Web page and app entries:
++++++
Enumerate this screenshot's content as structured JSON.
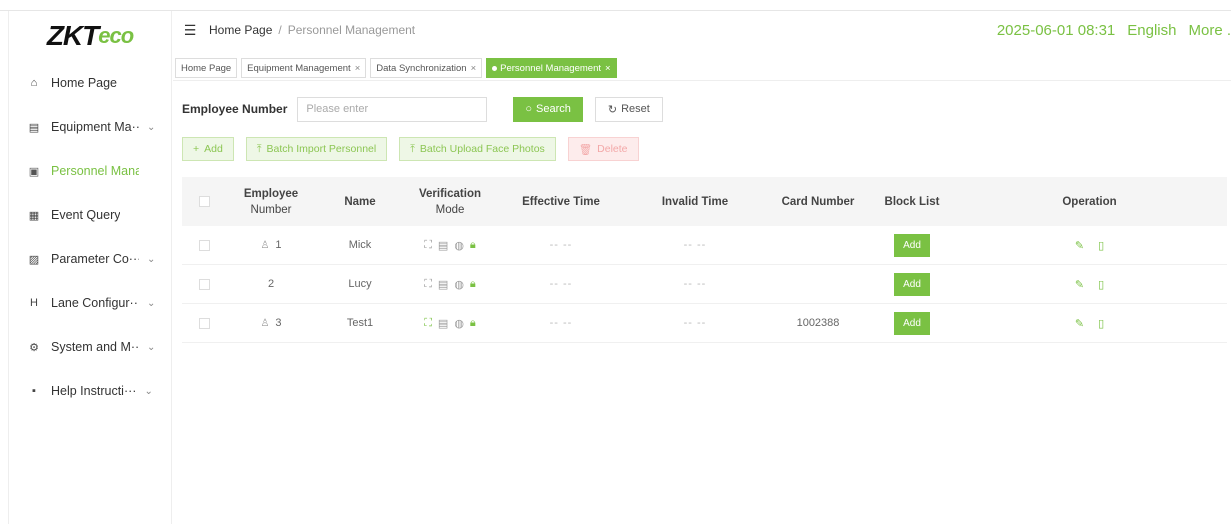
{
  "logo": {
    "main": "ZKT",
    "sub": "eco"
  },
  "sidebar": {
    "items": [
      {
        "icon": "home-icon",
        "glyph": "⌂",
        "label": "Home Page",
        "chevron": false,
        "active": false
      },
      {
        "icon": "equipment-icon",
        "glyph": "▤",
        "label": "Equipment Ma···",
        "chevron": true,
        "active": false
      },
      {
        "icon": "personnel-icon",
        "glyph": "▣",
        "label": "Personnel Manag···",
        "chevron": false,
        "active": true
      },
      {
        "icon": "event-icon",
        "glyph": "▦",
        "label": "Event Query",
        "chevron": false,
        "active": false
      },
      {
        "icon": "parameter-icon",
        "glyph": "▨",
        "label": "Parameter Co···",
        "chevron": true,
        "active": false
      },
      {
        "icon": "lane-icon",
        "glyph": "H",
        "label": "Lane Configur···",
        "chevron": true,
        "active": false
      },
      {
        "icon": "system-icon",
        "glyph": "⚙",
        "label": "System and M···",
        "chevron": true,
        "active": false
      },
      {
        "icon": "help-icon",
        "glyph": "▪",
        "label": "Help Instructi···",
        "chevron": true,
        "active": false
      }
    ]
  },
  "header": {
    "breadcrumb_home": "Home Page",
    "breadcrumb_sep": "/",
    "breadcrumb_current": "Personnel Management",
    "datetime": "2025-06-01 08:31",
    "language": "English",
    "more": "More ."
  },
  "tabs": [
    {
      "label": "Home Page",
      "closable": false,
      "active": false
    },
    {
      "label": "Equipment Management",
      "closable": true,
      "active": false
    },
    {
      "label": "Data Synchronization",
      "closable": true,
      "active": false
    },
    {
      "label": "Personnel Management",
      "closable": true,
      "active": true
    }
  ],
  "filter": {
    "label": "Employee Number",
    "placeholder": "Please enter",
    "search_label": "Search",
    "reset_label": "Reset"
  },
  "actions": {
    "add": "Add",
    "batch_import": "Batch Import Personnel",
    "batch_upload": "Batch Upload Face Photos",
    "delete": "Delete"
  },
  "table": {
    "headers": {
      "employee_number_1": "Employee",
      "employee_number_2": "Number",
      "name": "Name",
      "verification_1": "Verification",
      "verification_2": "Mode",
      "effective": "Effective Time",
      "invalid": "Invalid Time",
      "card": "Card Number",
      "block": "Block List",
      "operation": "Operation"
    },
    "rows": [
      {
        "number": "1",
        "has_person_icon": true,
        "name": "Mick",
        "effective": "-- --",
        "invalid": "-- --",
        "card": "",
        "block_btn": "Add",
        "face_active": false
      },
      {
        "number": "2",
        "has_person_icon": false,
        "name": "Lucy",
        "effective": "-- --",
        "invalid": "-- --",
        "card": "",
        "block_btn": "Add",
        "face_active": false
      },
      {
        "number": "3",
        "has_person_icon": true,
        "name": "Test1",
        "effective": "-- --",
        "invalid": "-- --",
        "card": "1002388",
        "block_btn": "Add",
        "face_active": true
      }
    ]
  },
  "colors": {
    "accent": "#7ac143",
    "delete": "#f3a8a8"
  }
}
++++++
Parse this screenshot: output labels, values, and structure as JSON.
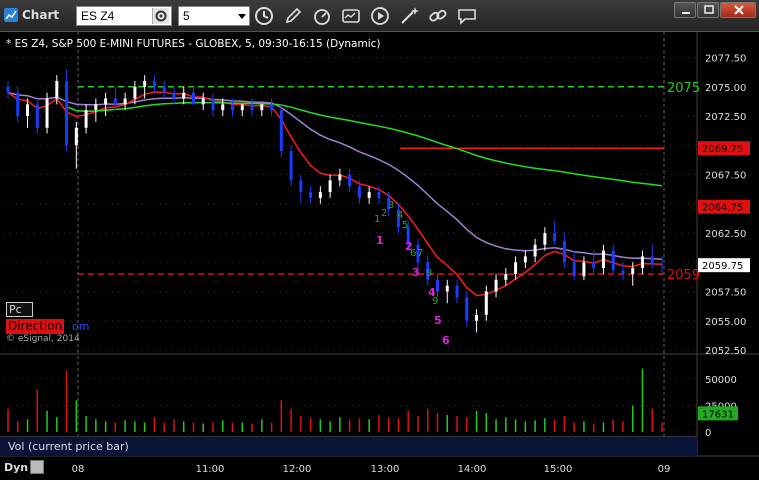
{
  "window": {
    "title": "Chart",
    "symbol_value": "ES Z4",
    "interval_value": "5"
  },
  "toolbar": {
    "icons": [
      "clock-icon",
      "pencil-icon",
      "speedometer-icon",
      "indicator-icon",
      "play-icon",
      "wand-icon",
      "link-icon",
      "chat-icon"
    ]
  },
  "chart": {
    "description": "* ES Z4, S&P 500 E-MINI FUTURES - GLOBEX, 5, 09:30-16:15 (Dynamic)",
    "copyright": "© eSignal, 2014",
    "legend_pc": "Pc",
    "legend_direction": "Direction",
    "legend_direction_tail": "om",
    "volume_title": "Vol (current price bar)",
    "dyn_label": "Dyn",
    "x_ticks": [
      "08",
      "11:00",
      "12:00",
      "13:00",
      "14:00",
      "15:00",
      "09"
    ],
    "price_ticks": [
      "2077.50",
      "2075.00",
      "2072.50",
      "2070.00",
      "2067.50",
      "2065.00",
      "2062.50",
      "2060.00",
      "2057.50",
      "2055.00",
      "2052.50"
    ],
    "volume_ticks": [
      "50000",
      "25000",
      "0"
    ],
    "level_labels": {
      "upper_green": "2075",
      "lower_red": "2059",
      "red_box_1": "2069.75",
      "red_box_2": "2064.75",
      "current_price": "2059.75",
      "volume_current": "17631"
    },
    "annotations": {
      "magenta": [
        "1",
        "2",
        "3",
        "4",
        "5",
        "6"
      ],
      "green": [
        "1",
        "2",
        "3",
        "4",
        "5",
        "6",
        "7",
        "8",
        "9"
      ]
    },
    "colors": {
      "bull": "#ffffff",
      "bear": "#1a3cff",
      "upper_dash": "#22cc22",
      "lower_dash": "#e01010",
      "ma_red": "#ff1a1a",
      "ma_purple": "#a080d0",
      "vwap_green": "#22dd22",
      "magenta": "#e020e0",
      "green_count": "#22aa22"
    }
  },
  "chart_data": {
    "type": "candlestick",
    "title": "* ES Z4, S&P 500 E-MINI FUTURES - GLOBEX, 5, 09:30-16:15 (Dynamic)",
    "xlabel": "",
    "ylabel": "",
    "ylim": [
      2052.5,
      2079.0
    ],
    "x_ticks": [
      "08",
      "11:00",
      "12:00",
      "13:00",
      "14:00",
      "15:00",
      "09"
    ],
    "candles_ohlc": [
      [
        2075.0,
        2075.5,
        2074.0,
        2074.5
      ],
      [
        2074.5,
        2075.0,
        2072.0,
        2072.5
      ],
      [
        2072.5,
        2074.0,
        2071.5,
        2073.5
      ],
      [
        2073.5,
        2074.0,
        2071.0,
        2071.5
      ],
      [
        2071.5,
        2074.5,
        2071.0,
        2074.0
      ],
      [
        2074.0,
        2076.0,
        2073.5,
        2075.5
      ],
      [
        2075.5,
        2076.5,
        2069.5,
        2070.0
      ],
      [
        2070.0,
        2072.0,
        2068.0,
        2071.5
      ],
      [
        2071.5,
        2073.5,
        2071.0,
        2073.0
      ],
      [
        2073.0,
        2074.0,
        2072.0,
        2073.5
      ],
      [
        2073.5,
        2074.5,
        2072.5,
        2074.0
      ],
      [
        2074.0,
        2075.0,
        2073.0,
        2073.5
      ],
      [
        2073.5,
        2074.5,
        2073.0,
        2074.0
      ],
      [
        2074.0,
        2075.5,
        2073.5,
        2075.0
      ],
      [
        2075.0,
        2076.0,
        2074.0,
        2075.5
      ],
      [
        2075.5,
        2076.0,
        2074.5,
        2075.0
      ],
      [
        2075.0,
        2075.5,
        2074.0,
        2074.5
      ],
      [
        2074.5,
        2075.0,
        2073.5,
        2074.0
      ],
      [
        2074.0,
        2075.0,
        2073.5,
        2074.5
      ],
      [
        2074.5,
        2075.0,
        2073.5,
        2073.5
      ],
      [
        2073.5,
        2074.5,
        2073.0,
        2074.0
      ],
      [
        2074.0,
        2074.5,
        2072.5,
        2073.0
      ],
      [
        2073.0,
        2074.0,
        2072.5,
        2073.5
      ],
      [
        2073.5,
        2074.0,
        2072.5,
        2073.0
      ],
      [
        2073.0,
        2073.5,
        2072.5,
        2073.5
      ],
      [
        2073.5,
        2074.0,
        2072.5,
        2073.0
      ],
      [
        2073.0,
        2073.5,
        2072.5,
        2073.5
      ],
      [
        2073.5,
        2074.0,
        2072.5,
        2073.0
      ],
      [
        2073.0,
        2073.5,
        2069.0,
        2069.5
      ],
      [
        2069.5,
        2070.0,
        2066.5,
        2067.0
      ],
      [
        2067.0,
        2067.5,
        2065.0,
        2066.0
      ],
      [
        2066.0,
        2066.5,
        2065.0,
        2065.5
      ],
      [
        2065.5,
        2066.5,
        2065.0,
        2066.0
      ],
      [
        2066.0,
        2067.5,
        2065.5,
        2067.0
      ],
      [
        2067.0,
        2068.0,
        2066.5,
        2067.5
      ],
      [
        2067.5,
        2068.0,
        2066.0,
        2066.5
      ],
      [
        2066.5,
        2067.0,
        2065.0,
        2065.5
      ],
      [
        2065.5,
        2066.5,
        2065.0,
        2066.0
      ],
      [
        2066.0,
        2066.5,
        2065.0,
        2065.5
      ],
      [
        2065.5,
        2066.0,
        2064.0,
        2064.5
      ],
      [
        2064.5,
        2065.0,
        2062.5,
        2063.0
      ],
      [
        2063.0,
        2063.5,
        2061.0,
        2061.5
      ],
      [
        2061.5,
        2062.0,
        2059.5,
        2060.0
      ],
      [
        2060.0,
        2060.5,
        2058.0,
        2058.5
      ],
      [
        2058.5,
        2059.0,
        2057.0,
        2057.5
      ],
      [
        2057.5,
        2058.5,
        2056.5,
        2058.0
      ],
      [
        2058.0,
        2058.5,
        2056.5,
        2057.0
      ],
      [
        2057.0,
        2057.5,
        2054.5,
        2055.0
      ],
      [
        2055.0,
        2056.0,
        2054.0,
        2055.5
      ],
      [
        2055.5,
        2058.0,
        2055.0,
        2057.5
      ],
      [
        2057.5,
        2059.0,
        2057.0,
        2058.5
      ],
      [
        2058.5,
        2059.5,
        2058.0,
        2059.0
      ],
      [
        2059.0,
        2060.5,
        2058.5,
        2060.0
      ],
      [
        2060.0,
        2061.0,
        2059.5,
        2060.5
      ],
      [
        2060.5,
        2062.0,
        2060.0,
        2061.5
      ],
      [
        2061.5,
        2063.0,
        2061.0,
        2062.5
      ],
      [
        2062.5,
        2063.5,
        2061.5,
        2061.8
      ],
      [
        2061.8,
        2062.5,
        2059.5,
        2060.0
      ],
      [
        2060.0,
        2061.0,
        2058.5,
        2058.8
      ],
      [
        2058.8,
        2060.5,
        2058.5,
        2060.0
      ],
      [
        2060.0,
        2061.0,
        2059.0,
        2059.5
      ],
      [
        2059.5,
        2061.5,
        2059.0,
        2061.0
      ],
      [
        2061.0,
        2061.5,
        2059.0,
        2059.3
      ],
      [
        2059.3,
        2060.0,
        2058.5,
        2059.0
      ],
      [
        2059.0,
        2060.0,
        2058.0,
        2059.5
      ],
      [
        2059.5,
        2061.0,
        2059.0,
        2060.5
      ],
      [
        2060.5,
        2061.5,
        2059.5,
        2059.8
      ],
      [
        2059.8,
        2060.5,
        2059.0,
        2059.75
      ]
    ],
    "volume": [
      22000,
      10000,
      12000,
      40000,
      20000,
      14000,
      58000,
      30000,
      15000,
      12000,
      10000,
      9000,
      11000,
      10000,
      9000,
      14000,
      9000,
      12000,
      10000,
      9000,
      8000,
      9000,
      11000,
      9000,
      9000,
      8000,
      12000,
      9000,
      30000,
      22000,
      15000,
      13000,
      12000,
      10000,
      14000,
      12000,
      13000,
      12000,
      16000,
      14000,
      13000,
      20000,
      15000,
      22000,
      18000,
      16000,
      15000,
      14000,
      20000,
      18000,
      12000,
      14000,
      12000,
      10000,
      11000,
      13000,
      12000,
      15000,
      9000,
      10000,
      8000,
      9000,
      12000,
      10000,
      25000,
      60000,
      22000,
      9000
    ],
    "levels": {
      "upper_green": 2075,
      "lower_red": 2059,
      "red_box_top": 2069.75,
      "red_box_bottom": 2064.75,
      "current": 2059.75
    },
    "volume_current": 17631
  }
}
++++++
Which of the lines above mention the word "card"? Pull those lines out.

      "card": "Card Number",
        "card": "",
        "card": "",
        "card": "1002388",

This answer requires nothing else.